Capacity Training to SME’s
The CW has also allocated $10 million from the Coronavirus Relief Fund for training programs and workshops for SMEs, self-employed and entrepreneurs on doing business during COVID-19 in compliance with public health requirements and orders.
For many small business owners, devising a new path forward in this challenging context is a daunting task and they can benefit greatly from the training and coaching from seasoned local nongovernmental organizations. FOMB welcomes the $10 million allocated for training and workshops for small and medium sized enterprises (PYMES) to ensure that they conduct their business in accordance with the new public health rules and requirements. However, small businesses will also need technical assistance to help them devise a new way forward in this new COVID-19 reality. They need assistance in strategic planning, building capabilities in digital marketing and sales, managing supply chain risk and disruption, optimizing staff management, among other business domains. Depending on the type of business and location, the strategy for reopening post-coronavirus may look very different for small businesses across the Island, even within the same neighborhood. Companies will need to adapt their business models both out of necessity and opportunity. For example, retail stores, which have seen their offline stores close around the world, have moved to target potential customers with online activities to increase sales. Restaurants, which are and will be unable to operate as they were before the crisis, will need expand their delivery options to reach more customers. Some restaurants might have to expand their business to include more prepackaged items and family meal options. Gyms might have to go from teaching Zumba at their locations to having multiple Zoom workouts a week.
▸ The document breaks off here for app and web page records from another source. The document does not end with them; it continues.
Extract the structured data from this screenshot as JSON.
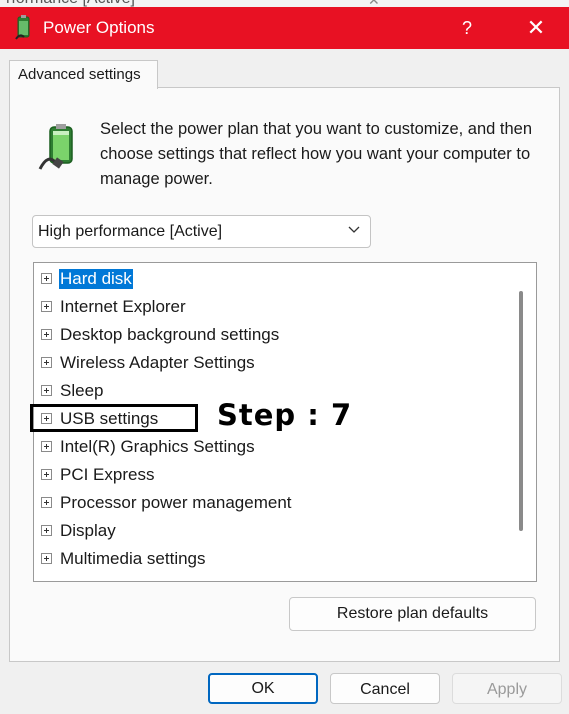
{
  "background_window": {
    "title_fragment": "rformance [Active]"
  },
  "window": {
    "title": "Power Options",
    "help_glyph": "?",
    "close_glyph": "✕",
    "accent_color": "#e81123"
  },
  "tabs": [
    {
      "label": "Advanced settings",
      "active": true
    }
  ],
  "intro_text": "Select the power plan that you want to customize, and then choose settings that reflect how you want your computer to manage power.",
  "plan_select": {
    "value": "High performance [Active]"
  },
  "settings_tree": {
    "items": [
      {
        "label": "Hard disk",
        "selected": true
      },
      {
        "label": "Internet Explorer"
      },
      {
        "label": "Desktop background settings"
      },
      {
        "label": "Wireless Adapter Settings"
      },
      {
        "label": "Sleep"
      },
      {
        "label": "USB settings"
      },
      {
        "label": "Intel(R) Graphics Settings"
      },
      {
        "label": "PCI Express"
      },
      {
        "label": "Processor power management"
      },
      {
        "label": "Display"
      },
      {
        "label": "Multimedia settings"
      }
    ]
  },
  "annotation": {
    "label": "Step : 7",
    "highlighted_item": "USB settings"
  },
  "buttons": {
    "restore": "Restore plan defaults",
    "ok": "OK",
    "cancel": "Cancel",
    "apply": "Apply"
  }
}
Undoubtedly, Covid-19 has highlighted the importance of e-commerce and the need for businesses to improve their online presence for customers. As consumer habits change, small businesses will have to continue to improve their e-commerce platforms and find efficient ways to distribute their products to consumers. But that means that business owners will need to devote more attention to understanding their customers through advanced sales and web analytics. Thus, liquidity and lack of capital will not be the only challenges hindering small businesses under this new economic reality. The biggest challenge will be the failure to look forward. This is why part of the support package should include hands-on and customized guidance to small business owners on business planning, finance, loan preparation and more. As well, as the coronavirus crisis has accelerated the uptake of digital solutions, tools, and services, the lack of tech or e-commerce savviness will hurt small businesses the most during the new reality. Training programs on social media and integrating and managing e-commerce will be necessary. It is still possible to allocate incremental funds or include in the announced spending allocations this type of partnership with NGOs to provide assistance.
Through a network of NGO organizations, the Commonwealth can spearhead a comprehensive intervention, with cash grants, technical advice, specialized consultancy, among other services to ensure the survival of many small businesses in Puerto Rico.